_Work to be completed_: Look for the word "date" in the entries and copy each line where it appears.

_Dataset records_:
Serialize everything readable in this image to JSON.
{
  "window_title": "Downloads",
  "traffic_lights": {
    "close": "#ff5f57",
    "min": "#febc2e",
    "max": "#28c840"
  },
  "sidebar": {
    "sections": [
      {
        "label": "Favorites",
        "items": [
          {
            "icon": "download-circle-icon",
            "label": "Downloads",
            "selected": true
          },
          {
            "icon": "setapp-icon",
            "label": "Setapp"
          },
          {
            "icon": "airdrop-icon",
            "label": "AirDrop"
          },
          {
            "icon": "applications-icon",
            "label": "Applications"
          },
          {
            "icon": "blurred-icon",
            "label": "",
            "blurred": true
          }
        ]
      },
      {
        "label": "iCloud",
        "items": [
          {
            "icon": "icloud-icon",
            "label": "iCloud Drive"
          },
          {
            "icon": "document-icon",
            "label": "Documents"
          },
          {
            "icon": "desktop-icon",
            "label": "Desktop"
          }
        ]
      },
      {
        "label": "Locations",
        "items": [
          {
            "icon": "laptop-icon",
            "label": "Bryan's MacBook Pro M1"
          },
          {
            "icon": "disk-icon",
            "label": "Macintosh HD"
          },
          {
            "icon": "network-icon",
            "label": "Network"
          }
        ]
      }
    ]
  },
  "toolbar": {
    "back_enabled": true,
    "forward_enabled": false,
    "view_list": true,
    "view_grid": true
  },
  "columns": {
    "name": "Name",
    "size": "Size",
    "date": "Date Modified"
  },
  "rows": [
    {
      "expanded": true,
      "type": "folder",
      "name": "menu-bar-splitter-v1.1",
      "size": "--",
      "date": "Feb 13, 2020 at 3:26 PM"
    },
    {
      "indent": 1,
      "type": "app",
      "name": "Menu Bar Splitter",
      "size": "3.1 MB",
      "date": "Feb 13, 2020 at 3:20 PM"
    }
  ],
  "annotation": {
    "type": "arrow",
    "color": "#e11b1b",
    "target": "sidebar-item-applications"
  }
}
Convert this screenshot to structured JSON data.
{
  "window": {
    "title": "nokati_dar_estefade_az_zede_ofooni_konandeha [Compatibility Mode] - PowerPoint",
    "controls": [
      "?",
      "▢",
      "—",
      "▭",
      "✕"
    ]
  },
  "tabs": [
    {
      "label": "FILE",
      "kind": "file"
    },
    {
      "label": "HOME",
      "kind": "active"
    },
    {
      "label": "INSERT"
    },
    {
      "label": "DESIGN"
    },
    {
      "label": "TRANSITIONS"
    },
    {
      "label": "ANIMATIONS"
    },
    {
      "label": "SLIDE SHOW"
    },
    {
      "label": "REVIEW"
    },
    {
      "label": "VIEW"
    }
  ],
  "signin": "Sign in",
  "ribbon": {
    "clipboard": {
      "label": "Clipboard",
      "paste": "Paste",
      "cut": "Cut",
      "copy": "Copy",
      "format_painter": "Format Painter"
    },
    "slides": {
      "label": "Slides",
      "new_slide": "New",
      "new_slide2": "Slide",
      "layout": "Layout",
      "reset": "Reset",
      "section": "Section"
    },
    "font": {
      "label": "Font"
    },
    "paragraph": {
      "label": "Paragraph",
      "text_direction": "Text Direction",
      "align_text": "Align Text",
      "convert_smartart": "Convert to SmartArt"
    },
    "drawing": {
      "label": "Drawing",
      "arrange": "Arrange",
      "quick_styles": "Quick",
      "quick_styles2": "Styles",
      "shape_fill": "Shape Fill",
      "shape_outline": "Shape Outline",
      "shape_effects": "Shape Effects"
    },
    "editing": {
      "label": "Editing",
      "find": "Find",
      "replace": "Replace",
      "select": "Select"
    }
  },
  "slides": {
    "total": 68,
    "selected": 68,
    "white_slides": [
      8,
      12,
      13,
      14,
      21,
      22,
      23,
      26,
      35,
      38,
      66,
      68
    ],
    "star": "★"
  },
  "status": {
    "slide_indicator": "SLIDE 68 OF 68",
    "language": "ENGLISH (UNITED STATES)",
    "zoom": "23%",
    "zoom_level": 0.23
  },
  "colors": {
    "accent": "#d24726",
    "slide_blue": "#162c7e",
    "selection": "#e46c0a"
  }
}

_Written response_:
    "date": "Date Modified"
      "date": "Feb 13, 2020 at 3:26 PM"
      "date": "Feb 13, 2020 at 3:20 PM"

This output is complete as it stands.